“Don’t let them touch me!” she gasped; “keep them off! Tell me, for God’s sake, what has happened!”
He laid his hand firmly on her arm, and lifted her in his turn to her feet like a child. In that supreme moment of physical danger, his strength, reason, and manhood returned in their plenitude of power. He pointed coolly to the trail she had quitted, and said,
“The Carquinez Woods are on fire!”
The nest of the tuneful Burnhams, although in the suburbs of Indian Spring, was not in ordinary weather and seasons hidden from the longing eyes of the youth of that settlement. That night, however, it was veiled in the smoke that encompassed the great highway leading to Excelsior. It is presumed that the Burnham brood had long since folded their wings, for there was no sign of life nor movement in the house as a rapidly-driven horse and buggy pulled up before it. Fortunately, the paternal Burnham was an early bird, in the habit of picking up the first stirring mining worm, and a resounding knock brought him half dressed to the street door. He was startled at seeing Father Wynn before him, a trifle flushed and abstracted.
“Ah ha! up betimes, I see, and ready. No sluggards here—ha, ha!” he said heartily, slamming the door behind him, and by a series of pokes in the ribs genially backing his host into his own sitting-room. “I’m up, too, and am here to see Nellie. She’s here, eh—of course?” he added, darting a quick look at Burnham.

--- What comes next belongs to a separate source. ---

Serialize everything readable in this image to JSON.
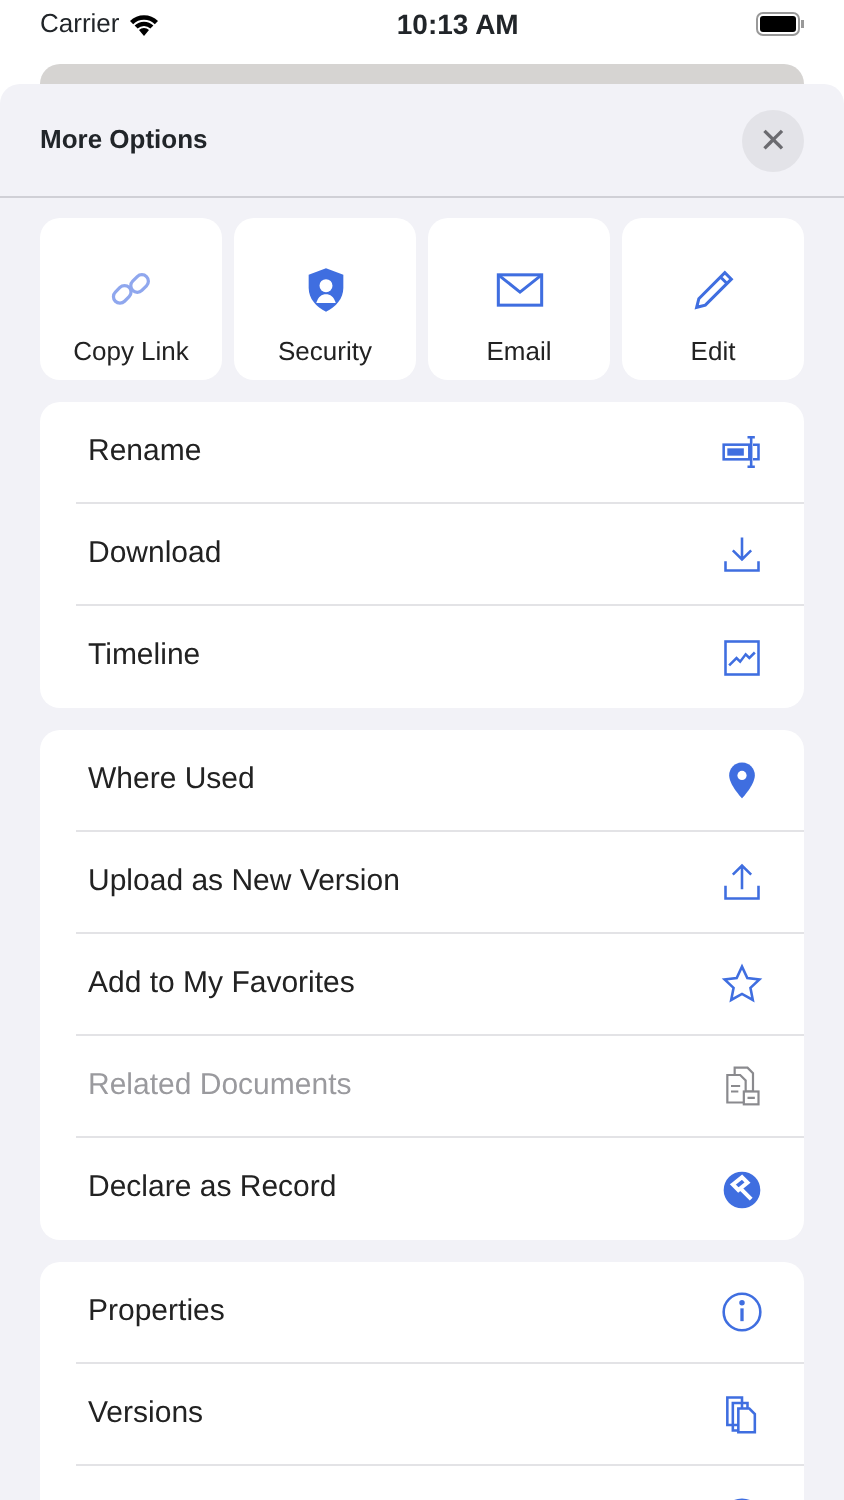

But Mr. Burnham was one of those large, liberal Western husbands who classified his household under the general title of “woman folk,” for the integers of which he was not responsible. He hesitated, and then propounded over the balusters to the upper story the direct query—
“You don’t happen to have Nellie Wynn up there, do ye?”
There was an interval of inquiry proceeding from half a dozen reluctant throats, more or less cottony and muffled, in those various degrees of grievance and mental distress which indicate too early roused young womanhood. The eventual reply seemed to be affirmative, albeit accompanied with a suppressed giggle, as if the young lady had just been discovered as an answer to an amusing conundrum.
“All right,” said Wynn, with an apparent accession of boisterous geniality. “Tell her I must see her, and I’ve only got a few minutes to spare. Tell her to slip on anything and come down; there’s no one here but myself, and I’ve shut the front door on Brother Burnham. Ha, ha!” and suiting the action to the word, he actually bundled the admiring Brother Burnham out on his own doorstep. There was a light pattering on the staircase, and Nellie Wynn, pink with sleep, very tall, very slim, hastily draped in a white counterpane with a blue border and a general classic suggestion, slipped into the parlor. At the same moment her father shut the door behind her, placed one hand on the knob, and with the other seized her wrist.